“Some ways I feel sorry for you and some ways I don’t,” Luther said. “I regret that we are in this situation today.”

The murder took place on Dec. 18, 2013 in McClendon’s apartment at 20B County Road 140 just off of College Hill Road in Oxford. According to the state, Boone, along with Steven Wilbanks and Joseph Lyons, entered their neighbor McClendon’s apartment and Wilbanks shot him in the back of the head with a 16-gauge shotgun. The state also claims the three men then stole McClendon’s 2004 Nissan along with clothing, electronics and textbooks, selling the latter.

At 2 a.m., Dec. 19, McClendon’s mother Paula called the Lafayette County Sheriff’s Department and asked them to do a welfare check. The police found McClendon dead from a gunshot wound, suspecting foul play and arrived at Paula McClendon’s door several hours later to inform her of the news.

The three men were arrested a few hours after police discovered McClendon’s abandoned vehicle at the Chevron on Highway 6 West.

Following Luther’s address to Boone late Thursday afternoon, Boone requested to speak to McClendon’s family in an unprepared statement. Teary-eyed and flushed, Boone turned and addressed the family before being led away by sheriff’s deputies.

“I’m sorry that this has happened,” he said. “I hope you all the best and can live your lives as happily as can be possible.”

Before Boone elected to accept the prosecution’s offer of a life sentence in exchange for the guilty plea, Wilbanks testified outside the presence of the jury, that he, Boone and Lyons were all aware of his intent to shoot McClendon.

During opening statements, defense attorneys said Boone didn’t know Wilbanks was going to shoot McClendon when the three walked over to his apartment.

“Once the parties ascertained … that Mr. Wilbanks’ testimony would be unfavorable to Mr. Boone and was unsolicited or bargained for by the prosecution, Mr. Boone elected to accept the prosecution’s offer of a life sentence in exchange for a guilty plea to the capital murder charge,” said Roy Percy, one of Boone’s attorneys on Thursday.

Wilbanks had previously denied testifying at the trial against Boone and involved his 5th Amendment rights.
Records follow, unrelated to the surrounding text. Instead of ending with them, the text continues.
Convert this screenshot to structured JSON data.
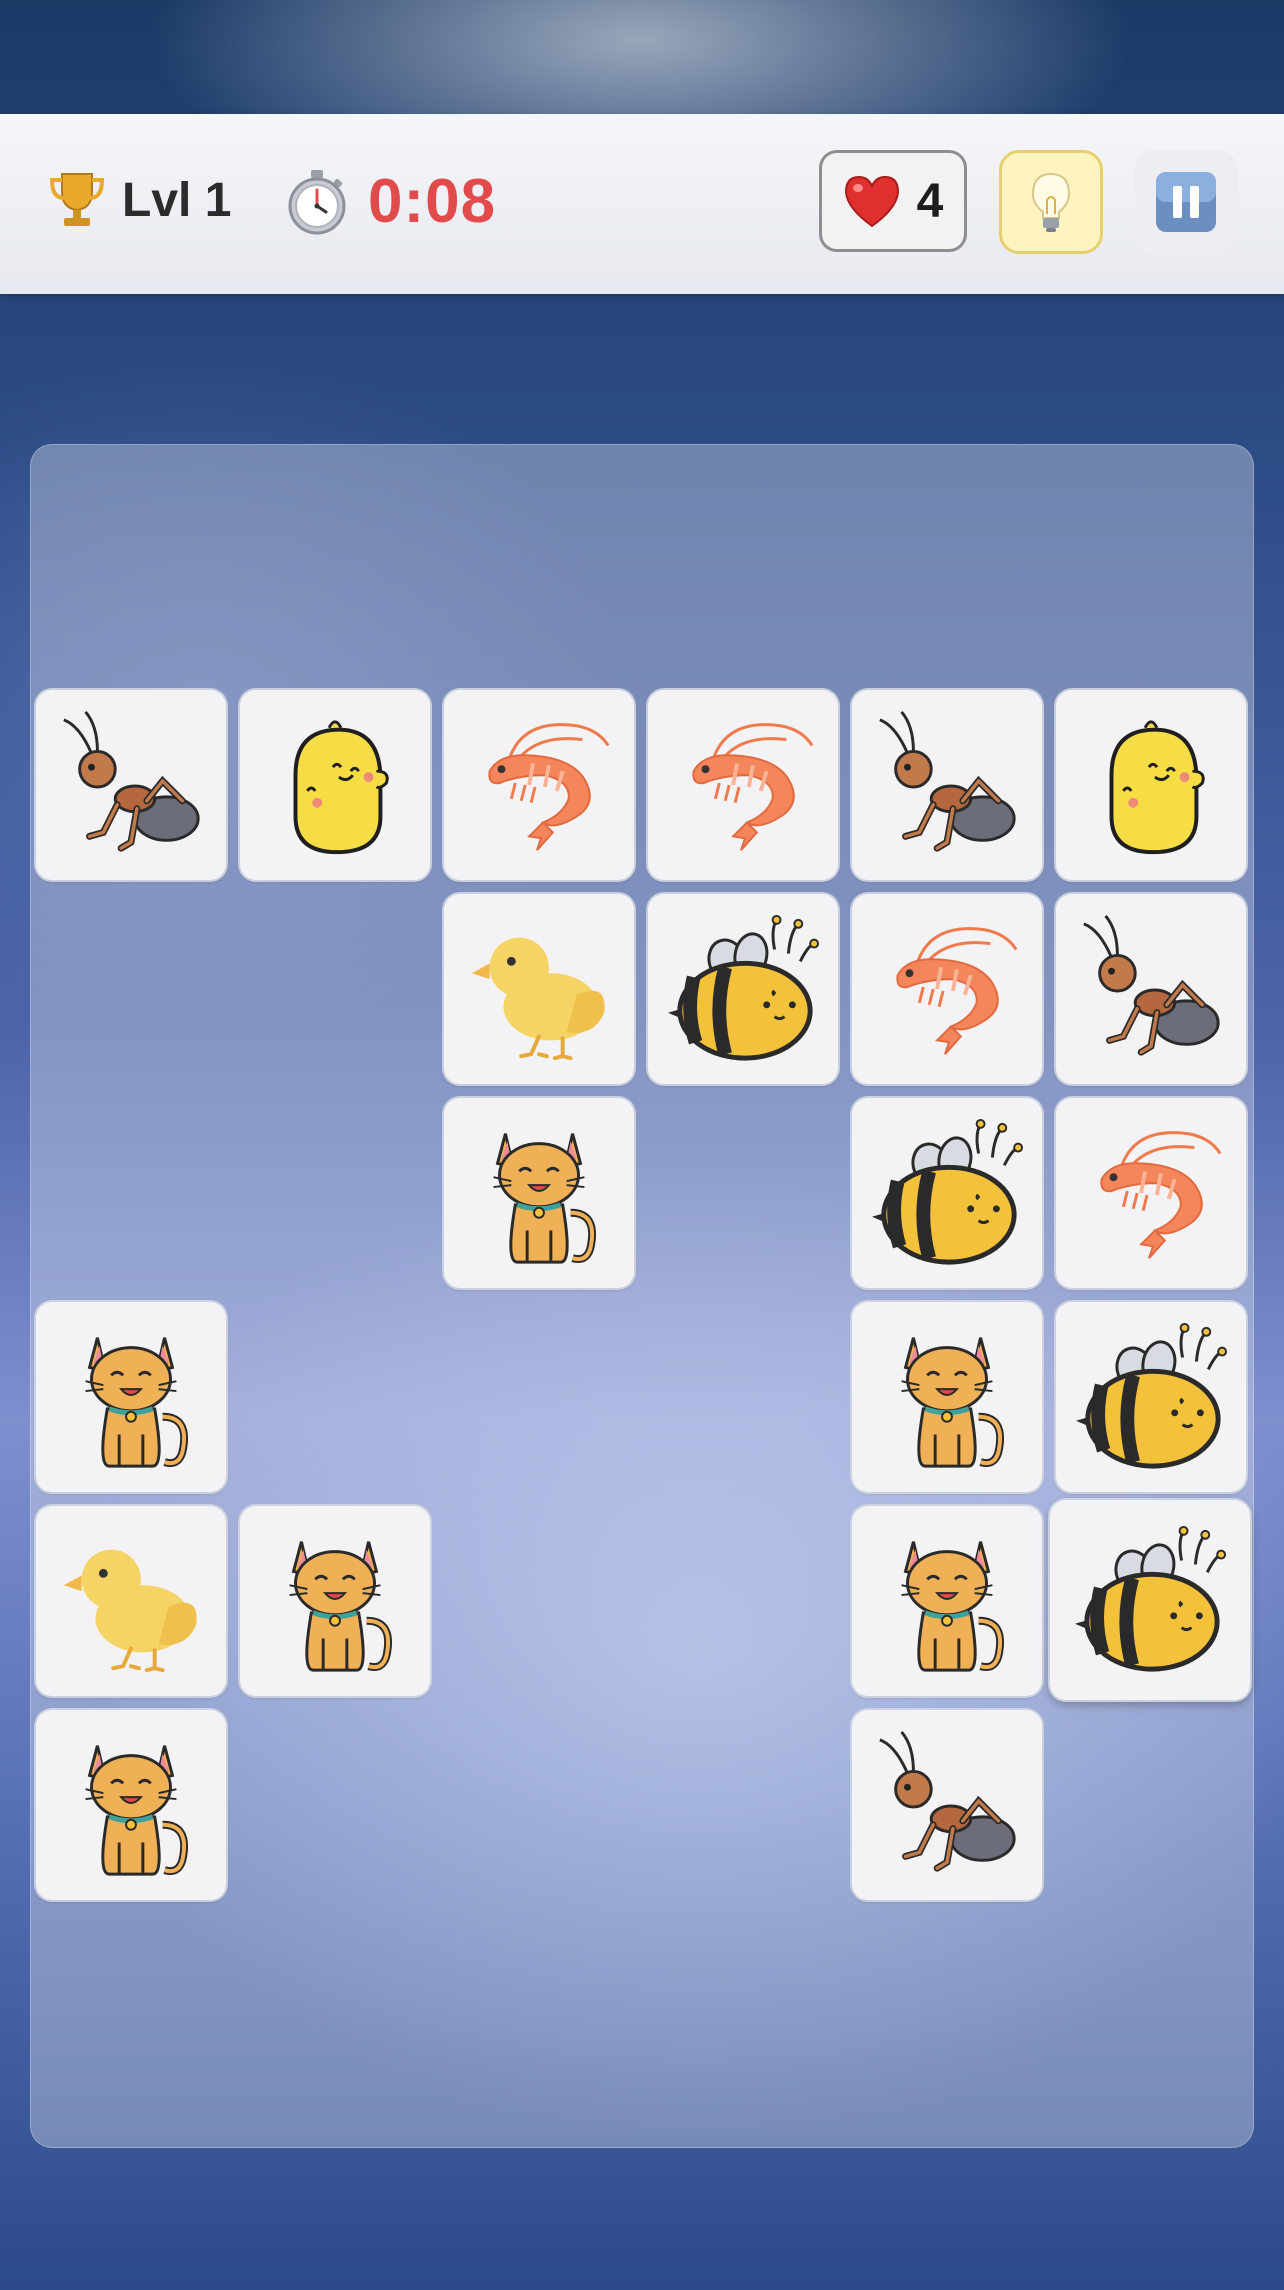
{
  "header": {
    "level_label": "Lvl 1",
    "timer": "0:08",
    "lives": "4",
    "timer_color": "#e24b4b"
  },
  "icons": {
    "level": "trophy-icon",
    "timer": "stopwatch-icon",
    "lives": "heart-icon",
    "hint": "lightbulb-icon",
    "pause": "pause-icon"
  },
  "board": {
    "tiles": [
      {
        "row": 0,
        "col": 0,
        "kind": "ant"
      },
      {
        "row": 0,
        "col": 1,
        "kind": "chick-round"
      },
      {
        "row": 0,
        "col": 2,
        "kind": "shrimp"
      },
      {
        "row": 0,
        "col": 3,
        "kind": "shrimp"
      },
      {
        "row": 0,
        "col": 4,
        "kind": "ant"
      },
      {
        "row": 0,
        "col": 5,
        "kind": "chick-round"
      },
      {
        "row": 1,
        "col": 2,
        "kind": "duckling"
      },
      {
        "row": 1,
        "col": 3,
        "kind": "bee"
      },
      {
        "row": 1,
        "col": 4,
        "kind": "shrimp"
      },
      {
        "row": 1,
        "col": 5,
        "kind": "ant"
      },
      {
        "row": 2,
        "col": 2,
        "kind": "cat"
      },
      {
        "row": 2,
        "col": 4,
        "kind": "bee"
      },
      {
        "row": 2,
        "col": 5,
        "kind": "shrimp"
      },
      {
        "row": 3,
        "col": 0,
        "kind": "cat"
      },
      {
        "row": 3,
        "col": 4,
        "kind": "cat"
      },
      {
        "row": 3,
        "col": 5,
        "kind": "bee"
      },
      {
        "row": 4,
        "col": 0,
        "kind": "duckling"
      },
      {
        "row": 4,
        "col": 1,
        "kind": "cat"
      },
      {
        "row": 4,
        "col": 4,
        "kind": "cat"
      },
      {
        "row": 4,
        "col": 5,
        "kind": "bee",
        "selected": true
      },
      {
        "row": 5,
        "col": 0,
        "kind": "cat"
      },
      {
        "row": 5,
        "col": 4,
        "kind": "ant"
      }
    ]
  }
}
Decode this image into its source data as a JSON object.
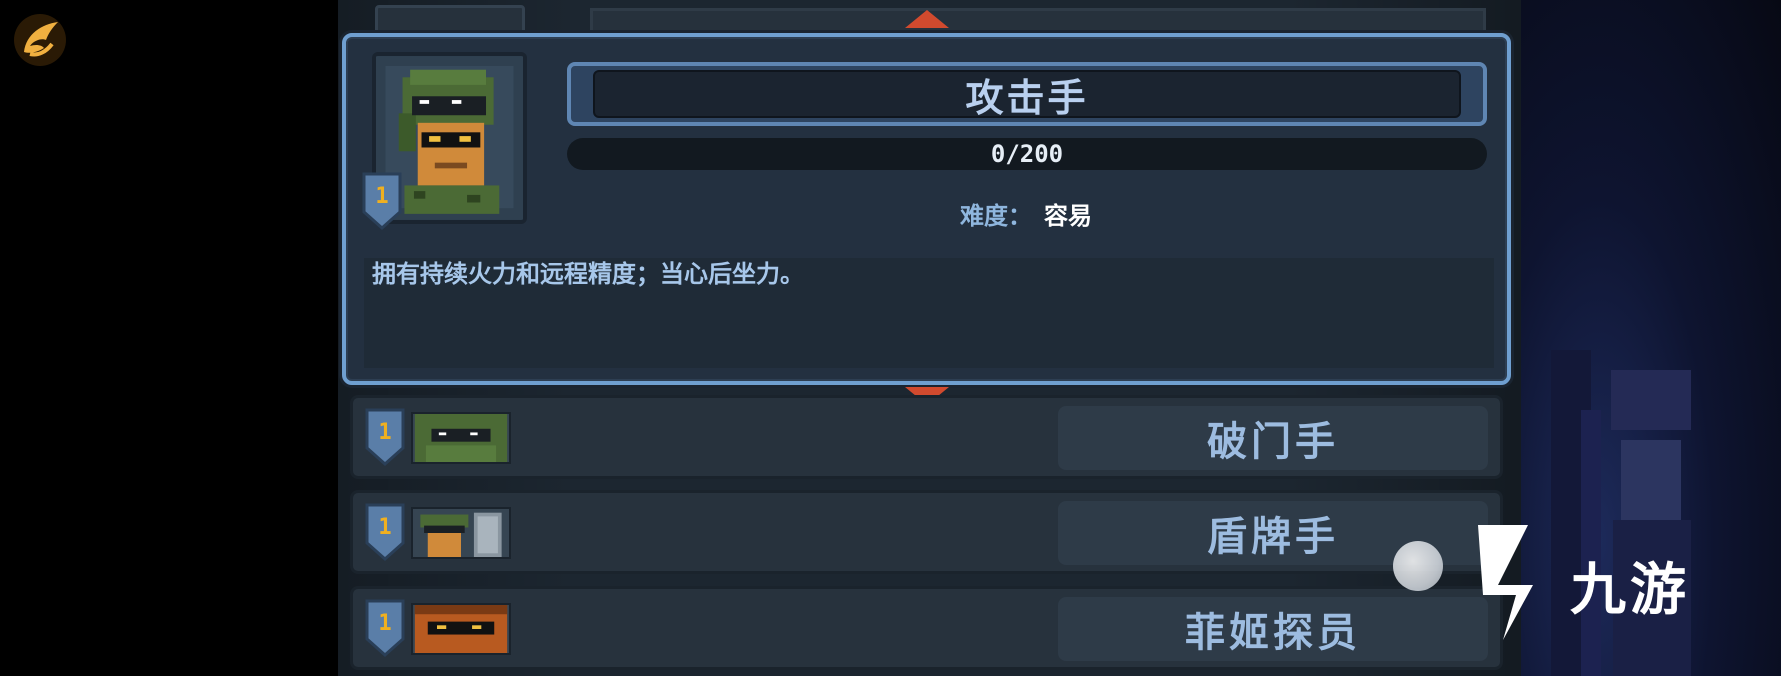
{
  "header": {
    "hidden_title": "攻击手"
  },
  "selected": {
    "name": "攻击手",
    "rank": "1",
    "progress_text": "0/200",
    "progress_fraction": 0,
    "difficulty_label": "难度：",
    "difficulty_value": "容易",
    "description": "拥有持续火力和远程精度；当心后坐力。"
  },
  "list": [
    {
      "rank": "1",
      "name": "破门手"
    },
    {
      "rank": "1",
      "name": "盾牌手"
    },
    {
      "rank": "1",
      "name": "菲姬探员"
    }
  ],
  "watermark": {
    "text": "九游",
    "icon": "jiuyou-logo-icon"
  },
  "colors": {
    "accent": "#6f9fd0",
    "arrow": "#d14a2e",
    "rank": "#f0b020",
    "panel": "#233040"
  }
}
However, he sent word to the court on Thursday he was willing to testify if called as a witness.

City Editor Alyssa Schnugg contributed to this report.